Lessons from the Lacrosse Killer
A writer who knows her crime sees a hard lesson in the Virginia lacrosse murder.
On May 3, Yeardley Love, a lacrosse player at the University of Virginia, was beaten to death, allegedly by her ex-boyfriend, George Huguely, another lacrosse player at the university. It was not the first time he had engaged in violence against her. Kathryn Casey, a true-crime writer for the blog Women In Crime Ink, has a warning for women who might find themselves in similarly abusive relationships:
They’re not knights in shining armor. Their fervor isn’t building because they love and want to protect you. I don’t care if you met them in a bar, in church or on a college campus. The first time he lifts a fist toward you, when he issues his first threat, or his behavior verges on stalking, get help. Don’t explain it away. Don’t think you can change him. Tell those in charge, expose him for what he is, do what you have to do to stay safe, and get him the hell out of your life.
In fact, it’s a good thing to stand your ground from the start. Take your time. Don’t get invested in a guy too early. Wait on falling head over heels and starting a sexual relationship with a guy, until you know what type of person he is, including how he handles conflict. Do your best to make sure he’s one of the good guys before you become romantically entangled.
There are almost always signs that a jerk’s not a keeper. There are indications that the situation is spiraling out of control. Listen to your instincts. Those little hairs standing up on the back of your neck when you think about what he’s capable of, they’re telling you something. The goosebumps on your arms might not be from attraction but fear. Watch for the signs, keep your eyes open, and if you see indications that the guy has violence, rage, sex and love mixed-up, get out!
George Huguely, now charged with murdering girlfriend Yeardley Love, apparently gave off those warning signals. News reports tell of prior altercations, including one with a woman police officer during which he yelled racial and sexual slurs. That run-in with the law resulted in probation. Huguely is, his friends say, a mean drunk. Yeardley must have known that; they were dating. Why didn’t she alert authorities when he sent her threatening text messages? Am I blaming the victim? No. The villain here isn’t Love; it’s Huguely. But we as women need to be proactive. We need to do what we can to protect ourselves.
Love had options she apparently didn’t take. Perhaps she thought she’d hang in there until May 23, when she and the man she was trying to wrench out of her life would each graduate and move in separate directions. Perhaps she’d talked him out of his rampages before and thought she could control him.
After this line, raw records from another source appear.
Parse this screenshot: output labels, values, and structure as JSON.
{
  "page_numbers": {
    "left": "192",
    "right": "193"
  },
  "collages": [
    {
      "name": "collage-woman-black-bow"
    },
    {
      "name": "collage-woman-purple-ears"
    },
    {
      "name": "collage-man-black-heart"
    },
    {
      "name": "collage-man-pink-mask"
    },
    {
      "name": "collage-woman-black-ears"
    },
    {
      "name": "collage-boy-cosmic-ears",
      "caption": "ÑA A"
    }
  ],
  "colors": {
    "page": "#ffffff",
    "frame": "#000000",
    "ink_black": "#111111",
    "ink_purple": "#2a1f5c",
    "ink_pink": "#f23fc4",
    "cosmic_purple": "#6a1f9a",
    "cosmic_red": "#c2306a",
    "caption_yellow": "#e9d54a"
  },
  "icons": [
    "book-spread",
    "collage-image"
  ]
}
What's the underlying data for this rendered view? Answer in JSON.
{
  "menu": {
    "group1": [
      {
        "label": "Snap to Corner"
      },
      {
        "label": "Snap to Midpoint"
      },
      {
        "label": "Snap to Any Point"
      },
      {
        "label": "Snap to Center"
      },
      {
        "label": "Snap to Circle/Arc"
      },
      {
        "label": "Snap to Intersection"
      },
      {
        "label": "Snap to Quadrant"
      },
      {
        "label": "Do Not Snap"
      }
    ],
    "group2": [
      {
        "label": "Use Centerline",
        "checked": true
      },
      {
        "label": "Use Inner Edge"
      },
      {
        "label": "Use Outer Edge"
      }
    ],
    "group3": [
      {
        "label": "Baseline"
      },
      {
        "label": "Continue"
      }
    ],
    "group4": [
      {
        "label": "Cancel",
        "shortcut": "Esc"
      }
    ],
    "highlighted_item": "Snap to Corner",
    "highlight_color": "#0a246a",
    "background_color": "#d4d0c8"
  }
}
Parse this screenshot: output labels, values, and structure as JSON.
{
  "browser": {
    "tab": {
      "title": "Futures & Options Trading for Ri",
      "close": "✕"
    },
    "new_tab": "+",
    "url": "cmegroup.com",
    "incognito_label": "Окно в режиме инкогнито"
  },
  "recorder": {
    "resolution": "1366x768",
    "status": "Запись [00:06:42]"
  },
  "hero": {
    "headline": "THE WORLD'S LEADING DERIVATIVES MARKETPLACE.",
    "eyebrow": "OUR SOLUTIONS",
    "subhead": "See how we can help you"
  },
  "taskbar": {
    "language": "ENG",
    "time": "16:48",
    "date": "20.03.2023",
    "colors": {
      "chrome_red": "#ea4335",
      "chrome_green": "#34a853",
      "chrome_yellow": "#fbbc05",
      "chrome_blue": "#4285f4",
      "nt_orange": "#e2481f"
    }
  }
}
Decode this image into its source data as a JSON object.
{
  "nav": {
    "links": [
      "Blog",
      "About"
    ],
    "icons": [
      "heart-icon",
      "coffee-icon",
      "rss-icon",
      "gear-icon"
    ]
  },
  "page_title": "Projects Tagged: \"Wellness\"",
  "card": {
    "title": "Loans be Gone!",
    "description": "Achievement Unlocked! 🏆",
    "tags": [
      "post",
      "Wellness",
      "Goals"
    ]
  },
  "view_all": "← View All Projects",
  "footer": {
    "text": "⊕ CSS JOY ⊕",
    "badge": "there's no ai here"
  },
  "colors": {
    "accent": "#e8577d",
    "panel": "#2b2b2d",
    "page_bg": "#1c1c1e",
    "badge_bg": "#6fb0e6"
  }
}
Perhaps Love believed that, despite his threats, Huguely would never truly hurt her.
I understand that hindsight is 20/20, but Yeardley needed to take action, to get safe. She needed to understand who George Huguely is and that he had no place in her life.